Records drawn from a dataset:
--
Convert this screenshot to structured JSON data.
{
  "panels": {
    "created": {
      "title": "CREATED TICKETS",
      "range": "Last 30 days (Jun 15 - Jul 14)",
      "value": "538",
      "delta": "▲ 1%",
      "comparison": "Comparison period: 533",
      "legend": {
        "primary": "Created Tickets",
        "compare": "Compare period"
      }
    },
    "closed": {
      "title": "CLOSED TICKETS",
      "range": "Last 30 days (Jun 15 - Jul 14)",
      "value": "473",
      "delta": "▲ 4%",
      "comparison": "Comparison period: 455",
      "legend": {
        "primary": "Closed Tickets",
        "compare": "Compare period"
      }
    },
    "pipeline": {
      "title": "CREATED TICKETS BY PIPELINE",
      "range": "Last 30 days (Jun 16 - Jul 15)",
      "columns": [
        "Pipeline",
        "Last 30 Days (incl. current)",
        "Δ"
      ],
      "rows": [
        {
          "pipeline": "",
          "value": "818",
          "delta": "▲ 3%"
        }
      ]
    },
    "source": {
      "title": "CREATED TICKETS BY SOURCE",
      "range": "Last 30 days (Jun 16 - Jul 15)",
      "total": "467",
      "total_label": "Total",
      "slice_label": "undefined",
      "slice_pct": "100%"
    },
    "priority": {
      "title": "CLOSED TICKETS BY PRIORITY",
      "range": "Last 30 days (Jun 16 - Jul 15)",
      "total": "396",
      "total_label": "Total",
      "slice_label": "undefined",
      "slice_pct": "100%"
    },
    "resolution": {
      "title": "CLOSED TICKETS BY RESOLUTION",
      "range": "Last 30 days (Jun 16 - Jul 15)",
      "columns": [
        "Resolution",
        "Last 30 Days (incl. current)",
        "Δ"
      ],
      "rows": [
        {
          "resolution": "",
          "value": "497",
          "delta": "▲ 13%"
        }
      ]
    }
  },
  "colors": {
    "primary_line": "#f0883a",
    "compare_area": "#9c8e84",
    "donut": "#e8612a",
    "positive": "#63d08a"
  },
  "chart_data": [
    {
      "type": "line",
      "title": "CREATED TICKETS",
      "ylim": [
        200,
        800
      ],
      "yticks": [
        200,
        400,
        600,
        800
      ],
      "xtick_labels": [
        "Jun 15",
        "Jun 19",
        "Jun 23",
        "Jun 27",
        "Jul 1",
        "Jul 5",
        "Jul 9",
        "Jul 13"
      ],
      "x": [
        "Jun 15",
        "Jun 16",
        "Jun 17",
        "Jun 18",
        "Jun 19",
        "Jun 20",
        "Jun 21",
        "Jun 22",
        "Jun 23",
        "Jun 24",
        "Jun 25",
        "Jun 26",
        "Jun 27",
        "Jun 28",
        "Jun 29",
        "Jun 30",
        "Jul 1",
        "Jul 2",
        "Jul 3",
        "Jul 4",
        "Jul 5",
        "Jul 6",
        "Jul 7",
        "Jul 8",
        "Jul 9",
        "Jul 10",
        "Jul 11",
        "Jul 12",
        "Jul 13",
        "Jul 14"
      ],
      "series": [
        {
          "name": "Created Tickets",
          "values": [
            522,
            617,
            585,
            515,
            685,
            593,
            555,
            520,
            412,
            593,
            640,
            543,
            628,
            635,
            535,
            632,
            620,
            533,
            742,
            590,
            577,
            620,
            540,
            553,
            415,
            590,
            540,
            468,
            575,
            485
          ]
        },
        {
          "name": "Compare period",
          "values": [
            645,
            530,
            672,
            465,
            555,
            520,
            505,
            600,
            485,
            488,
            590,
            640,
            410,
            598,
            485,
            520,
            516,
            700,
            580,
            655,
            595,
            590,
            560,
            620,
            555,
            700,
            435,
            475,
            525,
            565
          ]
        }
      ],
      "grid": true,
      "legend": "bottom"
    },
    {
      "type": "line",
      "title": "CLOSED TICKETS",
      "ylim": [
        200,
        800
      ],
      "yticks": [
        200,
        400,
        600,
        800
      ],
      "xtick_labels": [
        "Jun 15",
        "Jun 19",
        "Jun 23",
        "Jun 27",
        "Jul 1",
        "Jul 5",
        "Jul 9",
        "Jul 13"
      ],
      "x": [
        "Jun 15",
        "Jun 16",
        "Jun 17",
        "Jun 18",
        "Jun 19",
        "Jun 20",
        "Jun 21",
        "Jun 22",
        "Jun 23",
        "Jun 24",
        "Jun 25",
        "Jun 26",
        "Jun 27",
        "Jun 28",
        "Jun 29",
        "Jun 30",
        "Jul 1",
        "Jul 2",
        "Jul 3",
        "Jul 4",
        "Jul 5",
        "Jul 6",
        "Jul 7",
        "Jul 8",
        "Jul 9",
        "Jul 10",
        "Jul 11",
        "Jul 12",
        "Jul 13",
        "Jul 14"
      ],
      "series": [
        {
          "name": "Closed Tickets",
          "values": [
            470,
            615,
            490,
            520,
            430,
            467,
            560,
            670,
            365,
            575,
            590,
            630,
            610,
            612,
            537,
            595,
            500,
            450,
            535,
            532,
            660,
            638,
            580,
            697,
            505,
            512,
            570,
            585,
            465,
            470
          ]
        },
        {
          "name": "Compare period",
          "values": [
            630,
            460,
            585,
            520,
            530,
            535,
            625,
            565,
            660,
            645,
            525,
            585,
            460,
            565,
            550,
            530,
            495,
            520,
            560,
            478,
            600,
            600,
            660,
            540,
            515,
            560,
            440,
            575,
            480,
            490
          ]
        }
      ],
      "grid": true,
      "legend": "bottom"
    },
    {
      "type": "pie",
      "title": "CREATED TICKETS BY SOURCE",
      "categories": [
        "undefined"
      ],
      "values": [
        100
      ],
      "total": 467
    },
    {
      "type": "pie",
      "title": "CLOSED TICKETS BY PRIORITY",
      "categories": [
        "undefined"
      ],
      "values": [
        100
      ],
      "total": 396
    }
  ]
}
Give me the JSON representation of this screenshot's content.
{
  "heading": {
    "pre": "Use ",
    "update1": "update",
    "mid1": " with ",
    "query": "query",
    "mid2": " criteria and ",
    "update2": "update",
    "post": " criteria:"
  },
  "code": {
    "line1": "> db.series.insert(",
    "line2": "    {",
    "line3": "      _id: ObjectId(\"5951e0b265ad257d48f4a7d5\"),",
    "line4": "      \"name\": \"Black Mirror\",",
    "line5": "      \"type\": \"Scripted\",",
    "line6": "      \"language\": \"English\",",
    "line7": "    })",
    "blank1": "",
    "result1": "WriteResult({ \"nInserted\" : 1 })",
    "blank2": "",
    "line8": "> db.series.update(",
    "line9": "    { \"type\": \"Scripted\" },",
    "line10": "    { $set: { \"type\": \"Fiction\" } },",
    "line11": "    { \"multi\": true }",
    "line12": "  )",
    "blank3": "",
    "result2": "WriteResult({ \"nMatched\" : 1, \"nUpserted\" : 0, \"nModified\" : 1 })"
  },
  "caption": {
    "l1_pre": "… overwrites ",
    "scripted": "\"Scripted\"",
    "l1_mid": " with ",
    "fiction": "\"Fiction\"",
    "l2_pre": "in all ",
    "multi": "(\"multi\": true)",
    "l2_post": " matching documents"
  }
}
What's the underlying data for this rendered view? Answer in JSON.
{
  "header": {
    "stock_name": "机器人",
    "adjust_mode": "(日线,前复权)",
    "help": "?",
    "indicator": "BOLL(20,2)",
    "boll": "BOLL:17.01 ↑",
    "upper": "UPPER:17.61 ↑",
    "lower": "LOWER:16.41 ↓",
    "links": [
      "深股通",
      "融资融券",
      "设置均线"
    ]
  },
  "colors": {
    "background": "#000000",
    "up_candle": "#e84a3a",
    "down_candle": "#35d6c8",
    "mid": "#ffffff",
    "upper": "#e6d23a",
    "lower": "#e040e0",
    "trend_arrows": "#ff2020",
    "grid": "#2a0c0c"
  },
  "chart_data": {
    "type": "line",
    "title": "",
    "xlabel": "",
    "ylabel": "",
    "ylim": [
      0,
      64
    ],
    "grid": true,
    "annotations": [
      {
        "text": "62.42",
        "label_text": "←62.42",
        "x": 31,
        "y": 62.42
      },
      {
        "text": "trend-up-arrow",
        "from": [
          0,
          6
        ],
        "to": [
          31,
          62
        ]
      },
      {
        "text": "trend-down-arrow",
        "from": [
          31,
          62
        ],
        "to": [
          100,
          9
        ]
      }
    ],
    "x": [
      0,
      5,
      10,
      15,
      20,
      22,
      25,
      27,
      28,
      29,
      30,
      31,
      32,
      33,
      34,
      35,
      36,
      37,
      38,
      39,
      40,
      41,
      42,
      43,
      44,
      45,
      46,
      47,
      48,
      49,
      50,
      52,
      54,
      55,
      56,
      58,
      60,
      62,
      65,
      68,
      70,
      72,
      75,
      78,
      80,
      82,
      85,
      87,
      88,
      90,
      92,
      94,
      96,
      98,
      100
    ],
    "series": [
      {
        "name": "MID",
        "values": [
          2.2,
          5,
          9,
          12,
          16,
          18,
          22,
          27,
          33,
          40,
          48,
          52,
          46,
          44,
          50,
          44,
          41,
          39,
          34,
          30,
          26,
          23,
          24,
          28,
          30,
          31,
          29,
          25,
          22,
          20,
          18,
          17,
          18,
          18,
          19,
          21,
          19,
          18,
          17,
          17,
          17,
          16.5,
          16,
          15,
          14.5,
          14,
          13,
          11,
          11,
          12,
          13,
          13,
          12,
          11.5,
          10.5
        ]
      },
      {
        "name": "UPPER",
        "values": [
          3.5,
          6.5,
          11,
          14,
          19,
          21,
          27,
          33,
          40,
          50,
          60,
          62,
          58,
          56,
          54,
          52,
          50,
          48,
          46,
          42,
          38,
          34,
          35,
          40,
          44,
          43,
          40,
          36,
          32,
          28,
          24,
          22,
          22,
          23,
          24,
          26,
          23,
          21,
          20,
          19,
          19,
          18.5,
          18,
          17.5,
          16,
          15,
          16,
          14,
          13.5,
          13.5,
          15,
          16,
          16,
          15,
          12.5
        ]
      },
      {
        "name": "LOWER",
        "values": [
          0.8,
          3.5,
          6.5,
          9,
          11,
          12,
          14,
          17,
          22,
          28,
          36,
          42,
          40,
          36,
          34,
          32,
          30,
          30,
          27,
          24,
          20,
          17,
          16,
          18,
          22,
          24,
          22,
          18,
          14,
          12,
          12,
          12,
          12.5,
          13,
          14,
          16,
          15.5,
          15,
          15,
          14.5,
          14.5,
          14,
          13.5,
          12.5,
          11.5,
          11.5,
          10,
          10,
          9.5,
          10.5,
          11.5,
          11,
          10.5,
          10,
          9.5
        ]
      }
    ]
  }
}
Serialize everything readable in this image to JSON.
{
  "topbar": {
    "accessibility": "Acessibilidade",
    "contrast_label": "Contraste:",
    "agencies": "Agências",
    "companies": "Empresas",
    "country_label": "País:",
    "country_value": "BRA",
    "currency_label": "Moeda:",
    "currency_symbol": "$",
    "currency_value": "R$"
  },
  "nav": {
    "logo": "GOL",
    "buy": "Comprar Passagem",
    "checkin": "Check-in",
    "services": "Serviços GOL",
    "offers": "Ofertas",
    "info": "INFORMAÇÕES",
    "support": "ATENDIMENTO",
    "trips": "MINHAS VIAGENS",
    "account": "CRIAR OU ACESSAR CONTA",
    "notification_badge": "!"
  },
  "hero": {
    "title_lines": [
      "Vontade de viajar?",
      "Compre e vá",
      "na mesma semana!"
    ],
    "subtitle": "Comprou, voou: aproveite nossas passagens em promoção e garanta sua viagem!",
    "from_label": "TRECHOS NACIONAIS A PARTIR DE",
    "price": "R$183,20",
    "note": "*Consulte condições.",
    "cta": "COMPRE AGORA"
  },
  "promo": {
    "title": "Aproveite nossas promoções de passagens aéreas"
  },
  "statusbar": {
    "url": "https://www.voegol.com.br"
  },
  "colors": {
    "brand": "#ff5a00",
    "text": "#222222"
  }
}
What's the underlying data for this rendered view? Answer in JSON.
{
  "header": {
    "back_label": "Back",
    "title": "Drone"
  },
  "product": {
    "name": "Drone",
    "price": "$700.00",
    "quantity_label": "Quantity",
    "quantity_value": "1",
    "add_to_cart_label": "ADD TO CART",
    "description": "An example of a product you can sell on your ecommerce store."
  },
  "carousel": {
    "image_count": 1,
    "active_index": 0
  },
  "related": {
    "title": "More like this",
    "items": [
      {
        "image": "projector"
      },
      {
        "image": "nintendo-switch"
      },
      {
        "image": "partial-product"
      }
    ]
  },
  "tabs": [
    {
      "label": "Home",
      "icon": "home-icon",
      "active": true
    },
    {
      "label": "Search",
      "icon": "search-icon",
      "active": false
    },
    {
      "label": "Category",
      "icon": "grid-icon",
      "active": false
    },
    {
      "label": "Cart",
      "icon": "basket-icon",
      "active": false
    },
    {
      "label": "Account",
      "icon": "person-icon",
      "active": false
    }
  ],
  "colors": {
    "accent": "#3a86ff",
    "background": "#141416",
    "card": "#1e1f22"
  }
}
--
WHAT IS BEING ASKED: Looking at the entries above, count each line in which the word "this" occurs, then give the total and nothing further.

REPLY TO THE TASK: 6